--- SUPPLIED ENTRIES ---
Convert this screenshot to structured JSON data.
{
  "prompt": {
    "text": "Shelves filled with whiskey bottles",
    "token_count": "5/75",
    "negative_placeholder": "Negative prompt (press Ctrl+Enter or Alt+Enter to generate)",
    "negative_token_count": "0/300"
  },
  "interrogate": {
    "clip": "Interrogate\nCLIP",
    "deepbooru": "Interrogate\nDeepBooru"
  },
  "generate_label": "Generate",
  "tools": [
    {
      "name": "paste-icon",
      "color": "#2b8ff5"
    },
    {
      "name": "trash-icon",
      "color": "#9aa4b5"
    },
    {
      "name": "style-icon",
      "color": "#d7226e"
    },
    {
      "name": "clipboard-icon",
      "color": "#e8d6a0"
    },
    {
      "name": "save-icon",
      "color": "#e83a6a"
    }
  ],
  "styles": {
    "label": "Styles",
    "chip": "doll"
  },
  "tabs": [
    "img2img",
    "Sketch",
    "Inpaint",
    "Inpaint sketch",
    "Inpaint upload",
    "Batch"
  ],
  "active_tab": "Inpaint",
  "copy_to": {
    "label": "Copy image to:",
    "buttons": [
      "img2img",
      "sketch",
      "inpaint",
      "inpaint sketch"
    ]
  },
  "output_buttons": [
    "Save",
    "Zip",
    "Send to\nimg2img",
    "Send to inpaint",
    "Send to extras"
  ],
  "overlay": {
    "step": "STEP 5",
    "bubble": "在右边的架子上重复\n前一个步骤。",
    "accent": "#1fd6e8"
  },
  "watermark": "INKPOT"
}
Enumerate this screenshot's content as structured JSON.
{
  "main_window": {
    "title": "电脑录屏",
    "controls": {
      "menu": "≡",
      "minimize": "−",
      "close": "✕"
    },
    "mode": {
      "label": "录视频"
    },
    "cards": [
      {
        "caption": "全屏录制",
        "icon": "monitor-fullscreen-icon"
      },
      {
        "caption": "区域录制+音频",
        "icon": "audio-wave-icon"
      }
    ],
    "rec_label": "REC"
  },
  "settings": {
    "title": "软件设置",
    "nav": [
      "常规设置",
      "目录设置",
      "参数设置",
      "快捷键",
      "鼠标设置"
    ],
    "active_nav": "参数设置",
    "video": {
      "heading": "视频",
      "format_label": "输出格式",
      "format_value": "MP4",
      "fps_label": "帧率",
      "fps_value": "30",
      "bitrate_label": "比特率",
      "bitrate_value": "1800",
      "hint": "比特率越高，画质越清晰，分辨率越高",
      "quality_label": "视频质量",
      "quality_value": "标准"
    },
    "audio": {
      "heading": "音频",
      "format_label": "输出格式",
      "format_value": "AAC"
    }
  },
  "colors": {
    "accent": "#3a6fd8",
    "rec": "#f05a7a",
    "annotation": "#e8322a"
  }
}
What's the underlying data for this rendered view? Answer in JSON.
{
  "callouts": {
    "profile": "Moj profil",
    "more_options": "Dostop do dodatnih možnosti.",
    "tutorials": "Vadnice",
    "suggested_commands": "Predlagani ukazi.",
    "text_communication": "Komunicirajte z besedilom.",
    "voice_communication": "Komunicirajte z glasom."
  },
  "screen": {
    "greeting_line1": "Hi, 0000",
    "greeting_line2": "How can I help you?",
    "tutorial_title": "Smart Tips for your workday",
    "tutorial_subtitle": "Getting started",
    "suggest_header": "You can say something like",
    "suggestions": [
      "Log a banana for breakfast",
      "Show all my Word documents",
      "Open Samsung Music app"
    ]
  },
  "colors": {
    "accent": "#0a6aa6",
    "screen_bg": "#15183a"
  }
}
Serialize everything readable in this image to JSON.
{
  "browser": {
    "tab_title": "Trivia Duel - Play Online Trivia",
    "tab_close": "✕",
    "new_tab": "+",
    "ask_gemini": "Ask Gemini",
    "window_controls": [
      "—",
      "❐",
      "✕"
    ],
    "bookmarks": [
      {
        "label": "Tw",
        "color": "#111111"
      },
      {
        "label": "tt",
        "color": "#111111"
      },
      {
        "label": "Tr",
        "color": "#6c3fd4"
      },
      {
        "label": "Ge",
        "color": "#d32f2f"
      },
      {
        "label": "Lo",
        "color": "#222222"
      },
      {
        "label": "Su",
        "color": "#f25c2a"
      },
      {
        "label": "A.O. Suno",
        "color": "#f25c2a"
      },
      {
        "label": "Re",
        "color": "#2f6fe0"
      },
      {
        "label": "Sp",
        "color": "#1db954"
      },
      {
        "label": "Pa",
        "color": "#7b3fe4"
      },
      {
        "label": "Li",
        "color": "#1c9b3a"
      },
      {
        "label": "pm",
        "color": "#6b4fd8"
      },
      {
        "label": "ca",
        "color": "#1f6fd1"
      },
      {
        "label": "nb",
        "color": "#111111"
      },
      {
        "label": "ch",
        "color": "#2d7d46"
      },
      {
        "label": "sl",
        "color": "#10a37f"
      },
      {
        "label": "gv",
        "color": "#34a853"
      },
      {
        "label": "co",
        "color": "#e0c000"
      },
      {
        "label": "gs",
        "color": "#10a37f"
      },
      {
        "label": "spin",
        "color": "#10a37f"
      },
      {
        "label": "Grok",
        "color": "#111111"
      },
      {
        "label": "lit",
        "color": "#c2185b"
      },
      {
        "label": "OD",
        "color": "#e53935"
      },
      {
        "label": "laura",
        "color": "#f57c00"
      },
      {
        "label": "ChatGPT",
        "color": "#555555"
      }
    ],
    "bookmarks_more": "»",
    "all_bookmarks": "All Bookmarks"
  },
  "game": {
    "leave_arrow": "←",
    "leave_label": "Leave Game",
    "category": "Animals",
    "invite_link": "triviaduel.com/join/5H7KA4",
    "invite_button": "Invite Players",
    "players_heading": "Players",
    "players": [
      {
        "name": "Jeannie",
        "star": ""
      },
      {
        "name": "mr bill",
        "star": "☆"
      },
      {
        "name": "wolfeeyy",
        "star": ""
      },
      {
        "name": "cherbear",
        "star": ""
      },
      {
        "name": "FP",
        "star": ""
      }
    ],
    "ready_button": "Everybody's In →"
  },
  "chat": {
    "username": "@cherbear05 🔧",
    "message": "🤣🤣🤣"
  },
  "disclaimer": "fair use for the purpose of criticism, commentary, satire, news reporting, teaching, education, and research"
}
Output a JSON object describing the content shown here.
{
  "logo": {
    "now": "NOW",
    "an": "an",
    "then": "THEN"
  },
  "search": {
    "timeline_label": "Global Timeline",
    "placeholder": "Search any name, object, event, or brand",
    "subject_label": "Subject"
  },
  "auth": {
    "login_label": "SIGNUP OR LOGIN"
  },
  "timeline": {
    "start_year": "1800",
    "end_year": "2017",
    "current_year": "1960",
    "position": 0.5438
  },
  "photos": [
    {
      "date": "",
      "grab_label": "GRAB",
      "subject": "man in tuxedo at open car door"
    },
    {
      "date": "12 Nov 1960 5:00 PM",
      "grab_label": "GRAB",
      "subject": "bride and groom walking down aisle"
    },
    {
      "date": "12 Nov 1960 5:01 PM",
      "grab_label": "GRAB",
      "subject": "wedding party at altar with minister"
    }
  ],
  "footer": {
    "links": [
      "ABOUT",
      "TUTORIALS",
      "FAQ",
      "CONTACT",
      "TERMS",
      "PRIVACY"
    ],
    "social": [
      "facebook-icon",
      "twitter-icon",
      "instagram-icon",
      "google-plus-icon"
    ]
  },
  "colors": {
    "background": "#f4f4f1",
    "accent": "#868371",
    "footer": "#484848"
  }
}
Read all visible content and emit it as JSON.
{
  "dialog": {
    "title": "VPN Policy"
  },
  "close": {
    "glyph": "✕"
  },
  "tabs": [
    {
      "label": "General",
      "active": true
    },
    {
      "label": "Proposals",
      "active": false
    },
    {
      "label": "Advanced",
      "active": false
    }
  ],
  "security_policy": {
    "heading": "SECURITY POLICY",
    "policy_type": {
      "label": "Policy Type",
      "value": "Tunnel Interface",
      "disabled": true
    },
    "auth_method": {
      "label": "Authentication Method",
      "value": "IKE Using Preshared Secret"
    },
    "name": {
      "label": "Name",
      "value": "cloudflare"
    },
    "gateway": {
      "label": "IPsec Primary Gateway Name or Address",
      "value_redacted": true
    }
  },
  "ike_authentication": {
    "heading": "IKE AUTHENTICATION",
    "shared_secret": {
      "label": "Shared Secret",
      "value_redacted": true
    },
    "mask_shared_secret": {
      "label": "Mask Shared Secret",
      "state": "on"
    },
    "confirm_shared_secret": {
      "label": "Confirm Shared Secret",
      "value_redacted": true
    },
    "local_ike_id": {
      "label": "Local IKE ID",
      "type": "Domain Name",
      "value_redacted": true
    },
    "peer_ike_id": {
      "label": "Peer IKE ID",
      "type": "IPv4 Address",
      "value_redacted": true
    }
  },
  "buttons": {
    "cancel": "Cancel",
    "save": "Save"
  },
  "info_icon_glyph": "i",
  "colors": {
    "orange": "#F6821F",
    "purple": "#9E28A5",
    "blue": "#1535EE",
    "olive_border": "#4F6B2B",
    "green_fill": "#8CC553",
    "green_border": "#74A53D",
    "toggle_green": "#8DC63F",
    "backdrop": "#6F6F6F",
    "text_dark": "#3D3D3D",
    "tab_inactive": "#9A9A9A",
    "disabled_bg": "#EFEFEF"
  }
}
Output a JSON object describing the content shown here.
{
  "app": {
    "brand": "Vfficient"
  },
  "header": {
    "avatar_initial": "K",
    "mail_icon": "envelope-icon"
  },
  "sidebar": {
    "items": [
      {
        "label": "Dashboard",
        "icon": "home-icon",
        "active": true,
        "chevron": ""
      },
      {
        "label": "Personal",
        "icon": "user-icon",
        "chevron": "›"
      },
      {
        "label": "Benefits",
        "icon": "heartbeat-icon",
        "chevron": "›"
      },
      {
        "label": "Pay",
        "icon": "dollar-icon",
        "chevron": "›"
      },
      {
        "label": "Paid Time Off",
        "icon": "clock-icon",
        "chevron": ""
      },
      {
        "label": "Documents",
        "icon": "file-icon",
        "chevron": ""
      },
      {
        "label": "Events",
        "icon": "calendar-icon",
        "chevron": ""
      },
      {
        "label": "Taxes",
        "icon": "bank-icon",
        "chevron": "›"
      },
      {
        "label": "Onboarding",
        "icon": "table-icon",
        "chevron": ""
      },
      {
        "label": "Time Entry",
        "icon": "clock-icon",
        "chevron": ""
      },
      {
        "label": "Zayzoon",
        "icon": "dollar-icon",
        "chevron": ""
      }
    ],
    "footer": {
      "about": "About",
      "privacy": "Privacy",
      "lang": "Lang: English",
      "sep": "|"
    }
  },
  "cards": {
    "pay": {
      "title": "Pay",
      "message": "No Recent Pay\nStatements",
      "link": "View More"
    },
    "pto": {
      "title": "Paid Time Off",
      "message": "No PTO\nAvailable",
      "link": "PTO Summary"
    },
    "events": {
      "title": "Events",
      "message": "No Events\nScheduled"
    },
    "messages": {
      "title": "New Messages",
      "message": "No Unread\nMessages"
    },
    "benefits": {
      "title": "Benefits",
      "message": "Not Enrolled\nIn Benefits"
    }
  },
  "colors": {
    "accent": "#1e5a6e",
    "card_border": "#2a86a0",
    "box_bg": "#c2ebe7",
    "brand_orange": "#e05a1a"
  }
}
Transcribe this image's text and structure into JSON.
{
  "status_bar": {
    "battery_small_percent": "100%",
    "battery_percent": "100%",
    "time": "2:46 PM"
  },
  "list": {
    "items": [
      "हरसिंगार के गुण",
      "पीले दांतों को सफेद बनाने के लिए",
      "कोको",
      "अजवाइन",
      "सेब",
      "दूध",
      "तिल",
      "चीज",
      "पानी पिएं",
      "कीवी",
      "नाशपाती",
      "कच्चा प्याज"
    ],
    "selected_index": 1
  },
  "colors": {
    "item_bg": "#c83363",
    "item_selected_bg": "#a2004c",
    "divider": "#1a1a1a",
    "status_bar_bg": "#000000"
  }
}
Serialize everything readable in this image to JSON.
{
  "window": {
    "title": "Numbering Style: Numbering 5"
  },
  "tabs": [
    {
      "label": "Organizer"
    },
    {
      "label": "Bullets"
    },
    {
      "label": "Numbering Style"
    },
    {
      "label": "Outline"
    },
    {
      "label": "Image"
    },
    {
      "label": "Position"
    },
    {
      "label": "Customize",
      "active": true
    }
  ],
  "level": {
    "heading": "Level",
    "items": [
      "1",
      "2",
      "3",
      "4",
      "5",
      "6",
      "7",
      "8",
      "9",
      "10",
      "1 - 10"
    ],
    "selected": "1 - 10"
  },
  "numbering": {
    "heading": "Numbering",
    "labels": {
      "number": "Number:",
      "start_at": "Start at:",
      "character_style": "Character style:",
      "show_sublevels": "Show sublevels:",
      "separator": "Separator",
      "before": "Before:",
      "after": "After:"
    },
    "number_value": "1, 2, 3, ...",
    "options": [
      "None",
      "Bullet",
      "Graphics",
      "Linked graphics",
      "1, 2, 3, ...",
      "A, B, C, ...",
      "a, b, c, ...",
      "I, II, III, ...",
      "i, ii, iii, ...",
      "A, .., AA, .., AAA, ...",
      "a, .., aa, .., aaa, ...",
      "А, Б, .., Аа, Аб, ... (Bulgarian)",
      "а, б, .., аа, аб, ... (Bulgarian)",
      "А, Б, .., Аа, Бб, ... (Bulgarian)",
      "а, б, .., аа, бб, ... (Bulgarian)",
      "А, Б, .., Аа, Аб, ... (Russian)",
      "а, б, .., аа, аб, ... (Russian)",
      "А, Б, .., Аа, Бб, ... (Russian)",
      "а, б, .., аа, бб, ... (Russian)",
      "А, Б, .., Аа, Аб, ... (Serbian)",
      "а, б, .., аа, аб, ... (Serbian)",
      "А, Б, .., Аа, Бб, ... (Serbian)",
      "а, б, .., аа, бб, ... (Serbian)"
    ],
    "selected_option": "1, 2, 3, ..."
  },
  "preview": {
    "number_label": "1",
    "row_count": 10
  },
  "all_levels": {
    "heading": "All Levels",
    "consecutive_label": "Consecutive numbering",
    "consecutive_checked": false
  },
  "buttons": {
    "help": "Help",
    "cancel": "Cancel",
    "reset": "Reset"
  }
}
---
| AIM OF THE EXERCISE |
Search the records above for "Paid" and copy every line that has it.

| WORKED SOLUTION |
        "label": "Paid Time Off",
      "title": "Paid Time Off",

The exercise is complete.